PROFESSOR HEATHER ELLIOTT presented her paper, “The Limits of Associational Standing,” to the Program in Regulation and Coordination at Tulane University on April 10, 2018.
PROFESSOR ALLYSON GOLD spoke about community interventions and policies to eliminate environmental hazards and improve health for low-income and minority communities at the American University Washington College of Law as part of the Economic Justice Program’s poverty law conference on March 23, 2018. The panel, which explored the intersection between poverty and health law, also included speakers on Medicaid and legal responses to social determinants of health.
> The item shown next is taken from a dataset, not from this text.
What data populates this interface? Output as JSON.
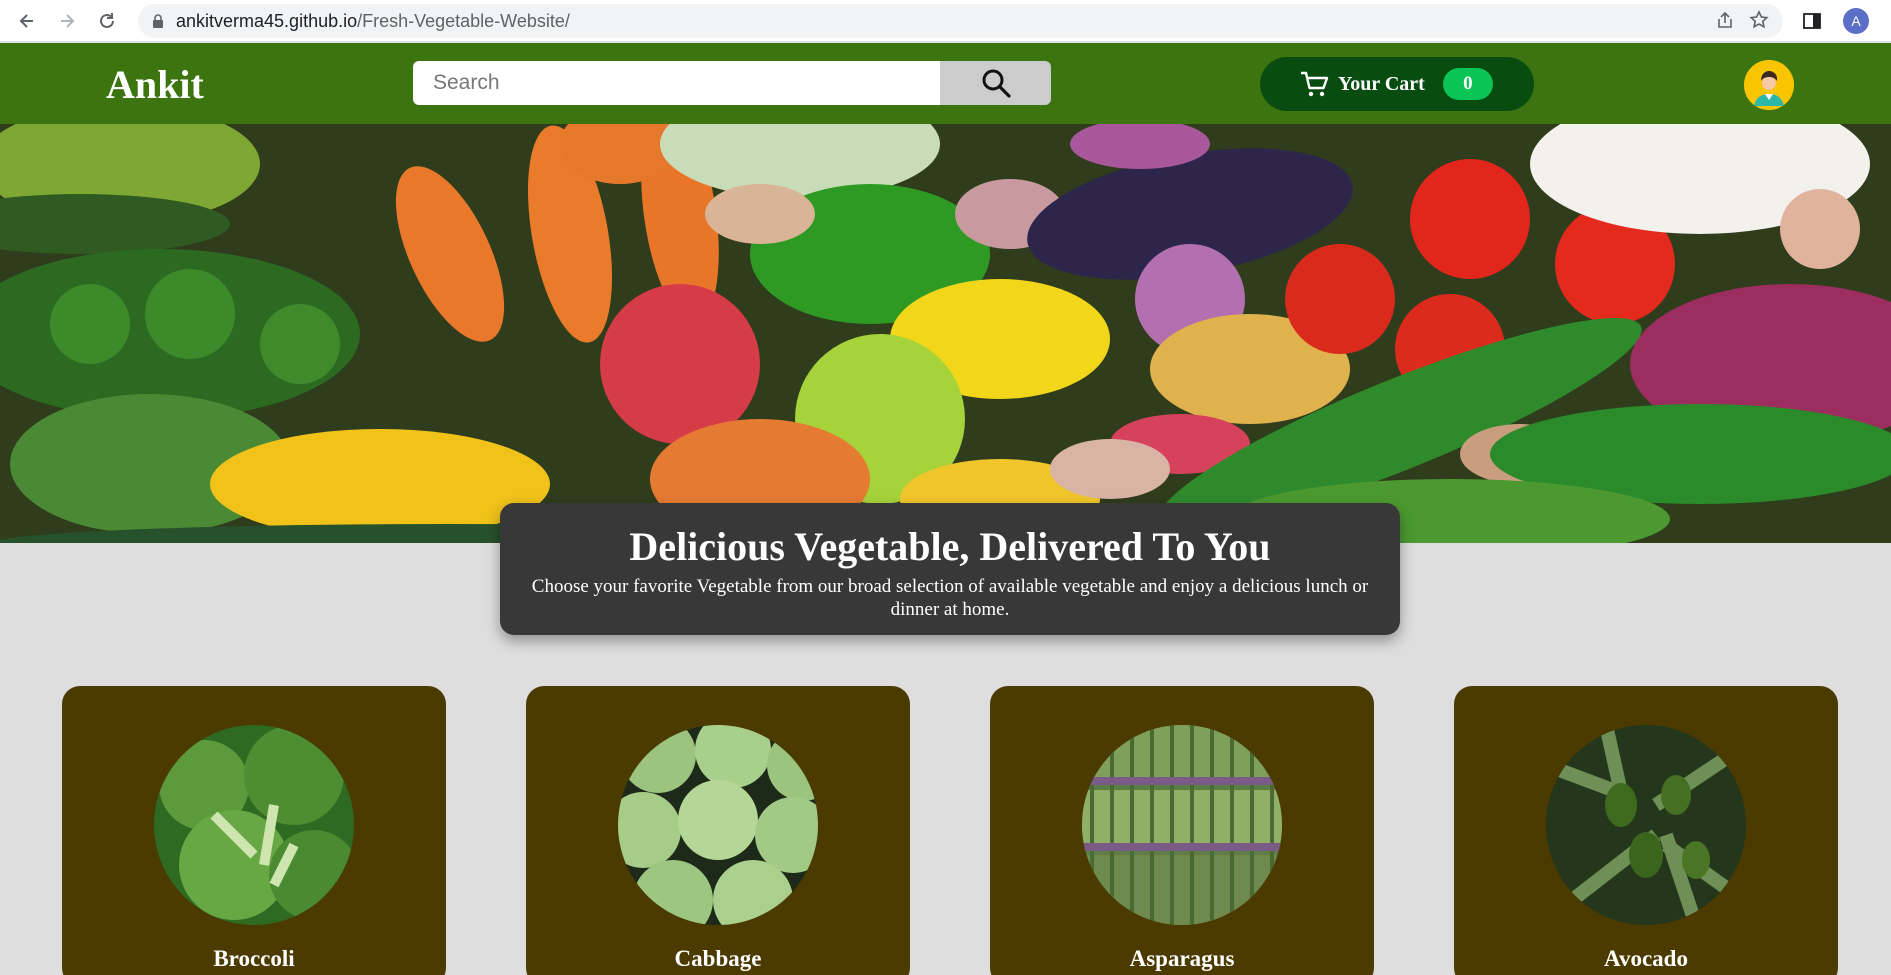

PROFESSOR RONALD KROTOSZYNSKI participated on a plenary panel considering “Privacy versus Free Speech: Perspectives from the U.S., Europe, and Brazil,” on April 20, 2018, at a symposium on Technology, Media, and Privacy. The symposium was sponsored by the Center for Governmental Responsibility at the University of Florida Levin College of Law in Gainesville, Florida. On April 11, Professor Krotoszynski presented chapters one and seven of his current book project, The Disappearing First Amendment: On the Decline of Freedom of Speech and the Growing Problem of Inequality among Speakers, at a faculty workshop hosted by the law faculty at the University of Utah S. J. Quinney College of Law. On April 5, the law faculty at the Indiana University-Indianapolis McKinney School of Law hosted him at a faculty workshop, where he shared chapters one and six of his forthcoming book. Professor Krotoszynski recently has published, “Our Shrinking First Amendment: On the Growing Problem of Reduced Access to Public Property for Speech Activity and Some Suggestions for a Better Way Forward,” 78 Ohio State Law Journal 779 (2017). This article constitutes his somewhat contrarian contribution to a symposium that the Moritz College of Law at Ohio State University hosted that considered “The Expanding First Amendment.”
PROFESSOR ADAM STEINMAN published his essay, “Non-majority Opinions and Biconditional Rules,” 128 Yale L.J. F. 1 (2018). https://www.yalelawjournal.org/forum/nonmajority-opinions-biconditional-rules. It was featured on SCOTUSblog (http://www.scotusblog.com/2018/03/monday-round-up-386/) and the Legal Theory Blog (http://lsolum.typepad.com/legaltheory/2018/03/steinman-on-non-majority-opinions-and-biconditional-rules.html).
Professor Steinman’s article, “Access to Justice, Rationality, and Personal Jurisdiction,” was accepted for publication in the Vanderbilt Law Review.
PROFESSOR FREDRICK VARS was an invited speaker at a Yale Law School panel on creative public health approaches for combating gun violence.
The views, opinions, and conclusions expressed by faculty in their publications or research activities are those of the author and not necessarily those of The University of Alabama or its officers and trustees. The content of faculty publications has not been approved by The University of Alabama, and the author is solely responsible for that content.